_What is needed_: The output is a word-for-word repeat of the listing below, free of images.

_Stored data_:
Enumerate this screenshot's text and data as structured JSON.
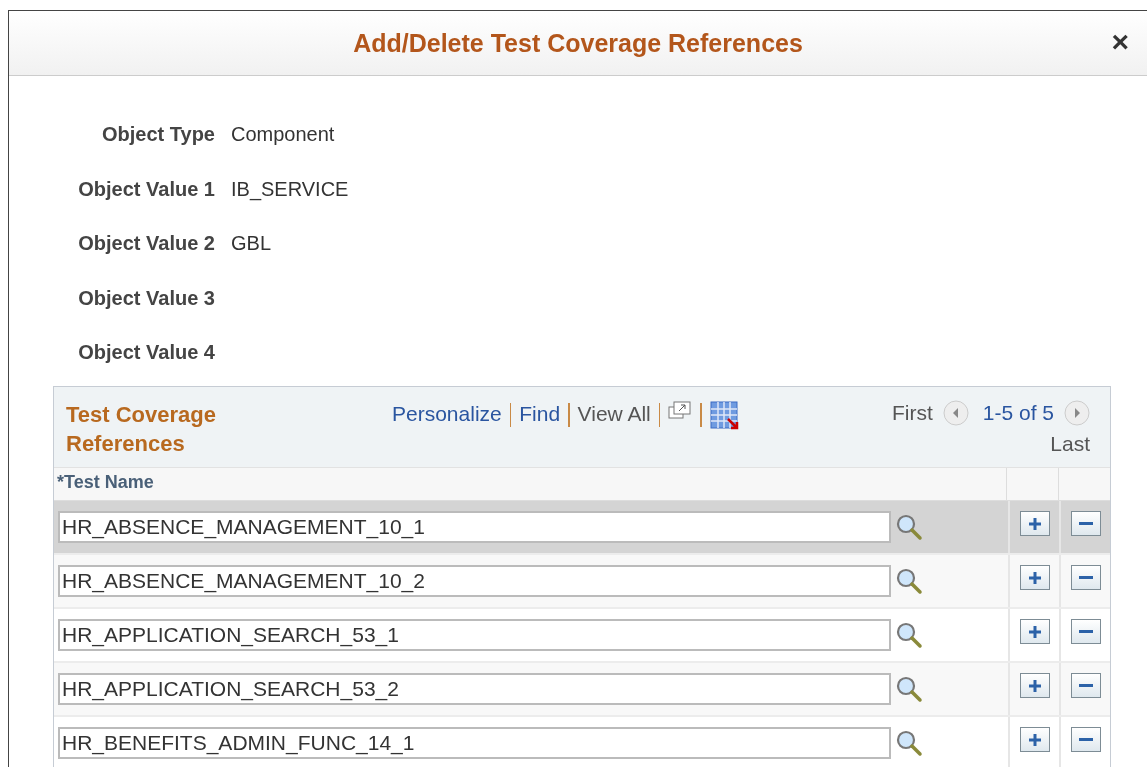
{
  "dialog": {
    "title": "Add/Delete Test Coverage References",
    "close": "×"
  },
  "fields": [
    {
      "label": "Object Type",
      "value": "Component"
    },
    {
      "label": "Object Value 1",
      "value": "IB_SERVICE"
    },
    {
      "label": "Object Value 2",
      "value": "GBL"
    },
    {
      "label": "Object Value 3"
    },
    {
      "label": "Object Value 4"
    }
  ],
  "grid": {
    "title": "Test Coverage References",
    "links": [
      "Personalize",
      "Find",
      "View All"
    ],
    "first": "First",
    "range": "1-5 of 5",
    "last": "Last",
    "column_header": "*Test Name",
    "rows": [
      {
        "test_name": "HR_ABSENCE_MANAGEMENT_10_1",
        "selected": true
      },
      {
        "test_name": "HR_ABSENCE_MANAGEMENT_10_2",
        "selected": false
      },
      {
        "test_name": "HR_APPLICATION_SEARCH_53_1",
        "selected": false
      },
      {
        "test_name": "HR_APPLICATION_SEARCH_53_2",
        "selected": false
      },
      {
        "test_name": "HR_BENEFITS_ADMIN_FUNC_14_1",
        "selected": false
      }
    ]
  }
}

_Written answer_:
Enumerate this screenshot's text and data as structured JSON.
{
  "dialog": {
    "title": "Add/Delete Test Coverage References",
    "close": "×"
  },
  "fields": [
    {
      "label": "Object Type",
      "value": "Component"
    },
    {
      "label": "Object Value 1",
      "value": "IB_SERVICE"
    },
    {
      "label": "Object Value 2",
      "value": "GBL"
    },
    {
      "label": "Object Value 3"
    },
    {
      "label": "Object Value 4"
    }
  ],
  "grid": {
    "title": "Test Coverage References",
    "links": [
      "Personalize",
      "Find",
      "View All"
    ],
    "first": "First",
    "range": "1-5 of 5",
    "last": "Last",
    "column_header": "*Test Name",
    "rows": [
      {
        "test_name": "HR_ABSENCE_MANAGEMENT_10_1",
        "selected": true
      },
      {
        "test_name": "HR_ABSENCE_MANAGEMENT_10_2",
        "selected": false
      },
      {
        "test_name": "HR_APPLICATION_SEARCH_53_1",
        "selected": false
      },
      {
        "test_name": "HR_APPLICATION_SEARCH_53_2",
        "selected": false
      },
      {
        "test_name": "HR_BENEFITS_ADMIN_FUNC_14_1",
        "selected": false
      }
    ]
  }
}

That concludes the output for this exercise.